CONCORD - As we turn the page to Fall, many of us are already wondering what this Winter will be like.
I will tell you right now, the good news it will be nothing like last year's historic winter. We can all thank the Super El Nino which has developed in the eastern equatorial Pacific.
This El nino is expected to be THE STRONGEST El Nino on record with similarities to the Super El Nino of 1997-98. When you look back upon that winter here in Concord, NH we totaled 58.9 " of snow
The normal is approximately 61.4". Temperatures averaged a whopping 3-5 degrees warmer than normal that winter! So despite the warmth in the pattern, it was still a normal winter for snowfall, and that is exactly what I am expecting this year!
But every season has it's only personality. No season is the same.
There are other variables in play when you look at where the warm and cool water is currently set up around the globe.
These water temperatures are critical and help to provide clues to what the actual weather set up will bring down the road.

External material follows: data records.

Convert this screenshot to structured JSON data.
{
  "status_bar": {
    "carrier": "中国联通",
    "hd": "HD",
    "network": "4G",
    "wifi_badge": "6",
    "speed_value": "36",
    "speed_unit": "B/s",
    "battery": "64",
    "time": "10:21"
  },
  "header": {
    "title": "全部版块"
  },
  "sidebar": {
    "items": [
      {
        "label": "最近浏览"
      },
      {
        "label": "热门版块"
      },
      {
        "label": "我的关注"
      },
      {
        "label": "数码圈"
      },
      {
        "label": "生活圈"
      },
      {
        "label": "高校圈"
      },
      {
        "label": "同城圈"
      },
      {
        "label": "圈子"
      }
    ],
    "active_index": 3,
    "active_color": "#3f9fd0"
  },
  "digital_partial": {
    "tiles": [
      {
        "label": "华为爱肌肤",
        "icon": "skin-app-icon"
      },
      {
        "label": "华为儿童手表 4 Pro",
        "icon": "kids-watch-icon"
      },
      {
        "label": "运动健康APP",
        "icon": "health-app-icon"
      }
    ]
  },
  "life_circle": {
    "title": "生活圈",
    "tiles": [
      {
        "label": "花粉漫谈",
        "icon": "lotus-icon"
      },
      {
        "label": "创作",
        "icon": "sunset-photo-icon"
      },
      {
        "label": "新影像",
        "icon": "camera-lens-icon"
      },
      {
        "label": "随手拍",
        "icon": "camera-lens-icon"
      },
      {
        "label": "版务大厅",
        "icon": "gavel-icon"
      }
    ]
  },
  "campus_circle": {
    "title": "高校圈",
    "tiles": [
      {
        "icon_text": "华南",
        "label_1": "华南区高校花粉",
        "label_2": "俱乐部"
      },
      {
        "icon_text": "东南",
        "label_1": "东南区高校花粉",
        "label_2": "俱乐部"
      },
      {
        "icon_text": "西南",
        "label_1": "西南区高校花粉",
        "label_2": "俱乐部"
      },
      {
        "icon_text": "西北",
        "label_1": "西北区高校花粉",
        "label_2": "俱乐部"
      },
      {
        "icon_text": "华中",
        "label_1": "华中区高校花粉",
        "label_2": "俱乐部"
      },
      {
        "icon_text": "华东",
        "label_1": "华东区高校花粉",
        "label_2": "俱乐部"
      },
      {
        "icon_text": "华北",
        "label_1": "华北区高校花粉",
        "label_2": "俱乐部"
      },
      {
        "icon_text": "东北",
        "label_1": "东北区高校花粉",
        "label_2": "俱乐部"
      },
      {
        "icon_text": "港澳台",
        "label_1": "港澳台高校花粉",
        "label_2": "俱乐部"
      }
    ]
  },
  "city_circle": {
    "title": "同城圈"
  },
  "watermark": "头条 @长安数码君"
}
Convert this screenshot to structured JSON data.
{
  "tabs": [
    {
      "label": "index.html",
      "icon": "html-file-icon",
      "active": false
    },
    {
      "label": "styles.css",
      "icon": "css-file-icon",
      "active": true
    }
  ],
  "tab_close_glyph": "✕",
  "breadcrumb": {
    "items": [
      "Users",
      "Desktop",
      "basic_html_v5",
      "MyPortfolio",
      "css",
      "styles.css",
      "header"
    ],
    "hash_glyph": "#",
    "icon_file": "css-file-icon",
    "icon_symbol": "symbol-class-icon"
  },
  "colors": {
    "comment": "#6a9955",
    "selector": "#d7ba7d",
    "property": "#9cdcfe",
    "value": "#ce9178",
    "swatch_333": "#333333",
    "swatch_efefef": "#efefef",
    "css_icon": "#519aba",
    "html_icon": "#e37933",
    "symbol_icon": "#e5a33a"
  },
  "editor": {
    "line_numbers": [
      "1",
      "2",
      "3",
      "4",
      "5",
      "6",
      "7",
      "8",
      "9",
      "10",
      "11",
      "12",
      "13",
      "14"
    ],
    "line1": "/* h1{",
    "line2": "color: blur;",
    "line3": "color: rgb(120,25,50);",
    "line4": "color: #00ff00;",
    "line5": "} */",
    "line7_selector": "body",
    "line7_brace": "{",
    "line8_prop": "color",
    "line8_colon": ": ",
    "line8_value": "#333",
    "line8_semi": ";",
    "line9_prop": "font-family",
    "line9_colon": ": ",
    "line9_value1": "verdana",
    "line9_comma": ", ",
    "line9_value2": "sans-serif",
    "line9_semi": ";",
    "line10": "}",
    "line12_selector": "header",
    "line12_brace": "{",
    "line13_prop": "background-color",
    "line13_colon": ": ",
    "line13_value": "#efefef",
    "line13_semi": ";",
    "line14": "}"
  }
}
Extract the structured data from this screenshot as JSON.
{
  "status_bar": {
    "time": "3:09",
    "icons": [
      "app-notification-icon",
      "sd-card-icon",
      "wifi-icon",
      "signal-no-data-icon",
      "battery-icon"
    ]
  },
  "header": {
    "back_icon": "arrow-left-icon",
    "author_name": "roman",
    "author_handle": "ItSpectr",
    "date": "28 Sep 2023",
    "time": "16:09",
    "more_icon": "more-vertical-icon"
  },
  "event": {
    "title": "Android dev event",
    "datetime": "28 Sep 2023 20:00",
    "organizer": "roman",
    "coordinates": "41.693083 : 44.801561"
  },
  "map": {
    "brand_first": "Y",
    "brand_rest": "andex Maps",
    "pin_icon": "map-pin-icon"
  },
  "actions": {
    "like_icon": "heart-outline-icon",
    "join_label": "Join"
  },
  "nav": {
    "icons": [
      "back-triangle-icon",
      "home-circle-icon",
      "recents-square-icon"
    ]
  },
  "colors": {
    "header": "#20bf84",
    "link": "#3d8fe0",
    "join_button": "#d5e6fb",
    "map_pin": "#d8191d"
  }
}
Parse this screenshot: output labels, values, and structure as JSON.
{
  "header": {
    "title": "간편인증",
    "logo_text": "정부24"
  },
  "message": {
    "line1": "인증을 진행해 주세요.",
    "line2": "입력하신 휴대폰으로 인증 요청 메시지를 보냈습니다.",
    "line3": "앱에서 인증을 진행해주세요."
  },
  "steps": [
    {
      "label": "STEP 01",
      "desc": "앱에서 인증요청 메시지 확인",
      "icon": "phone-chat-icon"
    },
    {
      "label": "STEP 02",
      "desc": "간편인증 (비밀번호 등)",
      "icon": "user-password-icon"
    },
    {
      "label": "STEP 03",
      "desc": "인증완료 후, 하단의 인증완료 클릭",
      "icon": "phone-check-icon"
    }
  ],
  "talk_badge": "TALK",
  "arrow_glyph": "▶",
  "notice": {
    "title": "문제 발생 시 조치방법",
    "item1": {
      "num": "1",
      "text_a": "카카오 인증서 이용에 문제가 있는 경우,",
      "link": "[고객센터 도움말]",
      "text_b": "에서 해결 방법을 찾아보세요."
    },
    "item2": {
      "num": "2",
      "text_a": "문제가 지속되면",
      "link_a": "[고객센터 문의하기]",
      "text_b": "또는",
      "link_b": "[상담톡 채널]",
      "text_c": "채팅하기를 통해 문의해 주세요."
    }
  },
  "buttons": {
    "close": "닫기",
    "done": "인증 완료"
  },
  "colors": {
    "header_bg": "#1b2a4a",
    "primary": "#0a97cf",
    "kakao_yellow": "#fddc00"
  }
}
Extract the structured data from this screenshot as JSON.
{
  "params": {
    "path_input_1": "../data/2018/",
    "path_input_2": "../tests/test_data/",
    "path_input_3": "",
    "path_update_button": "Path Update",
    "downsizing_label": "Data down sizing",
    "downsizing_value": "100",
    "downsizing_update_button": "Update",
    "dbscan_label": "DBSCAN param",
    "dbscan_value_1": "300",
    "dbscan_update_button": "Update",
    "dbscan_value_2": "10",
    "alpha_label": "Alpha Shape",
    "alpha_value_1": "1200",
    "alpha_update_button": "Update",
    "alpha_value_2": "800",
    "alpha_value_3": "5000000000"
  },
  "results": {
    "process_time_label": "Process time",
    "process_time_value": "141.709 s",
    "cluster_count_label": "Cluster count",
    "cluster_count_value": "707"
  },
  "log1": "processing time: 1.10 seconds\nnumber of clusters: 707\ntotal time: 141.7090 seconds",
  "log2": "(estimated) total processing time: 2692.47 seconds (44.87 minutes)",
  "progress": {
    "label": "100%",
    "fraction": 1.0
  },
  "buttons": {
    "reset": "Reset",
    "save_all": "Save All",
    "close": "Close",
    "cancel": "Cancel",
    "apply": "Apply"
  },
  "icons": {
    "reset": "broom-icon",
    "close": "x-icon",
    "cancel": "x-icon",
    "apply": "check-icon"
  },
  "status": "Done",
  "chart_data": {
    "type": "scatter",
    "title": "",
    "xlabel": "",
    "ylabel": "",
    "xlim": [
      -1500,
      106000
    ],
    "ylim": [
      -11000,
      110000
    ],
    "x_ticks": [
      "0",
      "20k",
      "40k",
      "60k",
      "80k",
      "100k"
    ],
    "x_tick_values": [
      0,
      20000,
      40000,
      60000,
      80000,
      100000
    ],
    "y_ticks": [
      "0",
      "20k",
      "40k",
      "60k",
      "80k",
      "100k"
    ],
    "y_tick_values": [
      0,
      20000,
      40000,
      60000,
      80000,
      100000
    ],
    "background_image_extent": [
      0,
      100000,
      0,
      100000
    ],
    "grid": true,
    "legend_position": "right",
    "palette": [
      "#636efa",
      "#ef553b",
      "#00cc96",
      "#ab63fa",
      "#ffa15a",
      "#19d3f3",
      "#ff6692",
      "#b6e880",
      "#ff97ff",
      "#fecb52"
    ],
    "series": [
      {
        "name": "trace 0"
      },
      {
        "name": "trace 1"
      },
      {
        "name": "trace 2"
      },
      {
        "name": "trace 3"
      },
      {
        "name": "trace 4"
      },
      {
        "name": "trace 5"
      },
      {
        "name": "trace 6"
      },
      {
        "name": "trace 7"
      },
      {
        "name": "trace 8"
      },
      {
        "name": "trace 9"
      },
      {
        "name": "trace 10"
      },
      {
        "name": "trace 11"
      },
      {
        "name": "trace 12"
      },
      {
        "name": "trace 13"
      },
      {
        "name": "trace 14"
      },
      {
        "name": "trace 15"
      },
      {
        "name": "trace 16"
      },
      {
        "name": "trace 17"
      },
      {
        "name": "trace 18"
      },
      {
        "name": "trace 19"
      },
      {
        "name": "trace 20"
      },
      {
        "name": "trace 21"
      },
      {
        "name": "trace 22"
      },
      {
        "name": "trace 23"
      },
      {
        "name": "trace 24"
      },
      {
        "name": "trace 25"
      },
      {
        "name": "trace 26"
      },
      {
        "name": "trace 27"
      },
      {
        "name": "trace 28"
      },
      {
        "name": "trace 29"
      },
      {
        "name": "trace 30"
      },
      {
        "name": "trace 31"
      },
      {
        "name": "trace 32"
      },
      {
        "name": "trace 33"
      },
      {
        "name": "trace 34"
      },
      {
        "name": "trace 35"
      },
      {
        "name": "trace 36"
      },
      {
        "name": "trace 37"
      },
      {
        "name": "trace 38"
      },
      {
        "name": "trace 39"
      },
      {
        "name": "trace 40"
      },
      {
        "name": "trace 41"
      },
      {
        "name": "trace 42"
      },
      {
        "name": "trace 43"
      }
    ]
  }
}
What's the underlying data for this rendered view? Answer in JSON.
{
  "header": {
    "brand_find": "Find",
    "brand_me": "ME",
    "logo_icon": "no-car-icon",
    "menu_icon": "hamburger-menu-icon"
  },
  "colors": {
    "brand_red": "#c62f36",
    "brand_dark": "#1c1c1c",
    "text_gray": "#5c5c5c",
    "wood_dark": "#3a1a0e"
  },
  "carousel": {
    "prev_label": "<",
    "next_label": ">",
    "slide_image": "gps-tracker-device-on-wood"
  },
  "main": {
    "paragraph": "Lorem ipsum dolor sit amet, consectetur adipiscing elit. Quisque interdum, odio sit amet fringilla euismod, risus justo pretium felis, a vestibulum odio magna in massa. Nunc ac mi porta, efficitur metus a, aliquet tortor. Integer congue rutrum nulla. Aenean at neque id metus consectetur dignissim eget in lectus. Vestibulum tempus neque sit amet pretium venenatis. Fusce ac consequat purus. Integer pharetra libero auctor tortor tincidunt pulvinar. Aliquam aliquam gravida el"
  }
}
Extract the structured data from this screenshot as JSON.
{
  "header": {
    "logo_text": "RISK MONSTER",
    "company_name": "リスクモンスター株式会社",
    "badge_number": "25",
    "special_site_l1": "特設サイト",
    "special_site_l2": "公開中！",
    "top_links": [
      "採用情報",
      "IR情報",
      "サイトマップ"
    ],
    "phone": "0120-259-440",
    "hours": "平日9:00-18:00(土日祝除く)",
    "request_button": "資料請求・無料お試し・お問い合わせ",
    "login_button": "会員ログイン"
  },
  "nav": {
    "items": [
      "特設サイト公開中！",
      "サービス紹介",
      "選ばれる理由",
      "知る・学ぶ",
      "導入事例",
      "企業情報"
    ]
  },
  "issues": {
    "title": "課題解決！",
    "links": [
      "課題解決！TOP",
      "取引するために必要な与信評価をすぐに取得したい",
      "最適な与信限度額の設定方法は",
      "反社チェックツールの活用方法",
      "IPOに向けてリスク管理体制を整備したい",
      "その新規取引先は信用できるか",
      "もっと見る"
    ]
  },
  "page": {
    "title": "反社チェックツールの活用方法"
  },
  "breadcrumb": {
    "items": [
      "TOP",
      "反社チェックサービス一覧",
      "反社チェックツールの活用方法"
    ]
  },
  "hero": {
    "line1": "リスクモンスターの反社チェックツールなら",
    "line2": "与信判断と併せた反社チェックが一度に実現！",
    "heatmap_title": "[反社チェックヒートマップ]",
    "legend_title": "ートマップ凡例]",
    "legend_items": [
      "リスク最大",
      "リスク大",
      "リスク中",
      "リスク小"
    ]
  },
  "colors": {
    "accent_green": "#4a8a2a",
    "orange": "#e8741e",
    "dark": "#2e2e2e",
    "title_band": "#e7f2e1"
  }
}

Not only do we see a super strong El Nino, but look at the incredibly warm temperatures along the west coast of North America! This tends to make for an upper level ridge to form in the western half of Canada and the western United States with warm dry conditions.
As we go deeper into the season, the warmer air from the Pacific will drive farther north and bring warmer than normal temperatures across most of the northern United States.
Meanwhile, strong El Ninos tend to make an energized strong subtropical jetstream which introduces significant moisture and increased storminess across the southern U.S. and potentially up the east coast! Most of the models we look at are now seeing this wet cool pattern across the southern states. It could become an ugly winter for those seeking refuge in Florida. Where does that leave New Hampshire? Somewhere in between.
We will not get through this winter completely unscathed!
The chances are increasing for a few significant east coast storms because of the warm water temperatures along the eastern coastline of the northeast extending Nova Scotia!
If this warm water holds, it is likely to coastal storms will become stronger as they track northeast and feed off of the warm water with increased evaporation, more moisture and stronger storms.
Another thing we will be watching is the cool water in the North Atlantic.
This could help to create atmospheric blocking, which slows down the Jetstream, introduces more buckling and troughs and the potential for more storms and colder air to be reintroduced into the pattern. While a good chunk of the winter will be fairly tranquil with less blocking, there will be moments where we may wonder to ourselves..."Where did El Nino go?"
Moral of the story, it this winter will come with just about everything as usual.
While I do not think this winter will be as extreme, cold and snowy as the Farmer's Almanac recently proclaimed, it will have come with snow, especially the second half of winter once the Northern Hemisphere gets into the heart of the cold.
Again, the average seasonal snowfall for Concord is 61" of snow. I expect to be somewhere around that number when all is said and done...45-60" of snow seems like a good bet judging by the current set up. Temperatures will likely average on the warmer side with temperatures averaging about 1-2 above the average for the season.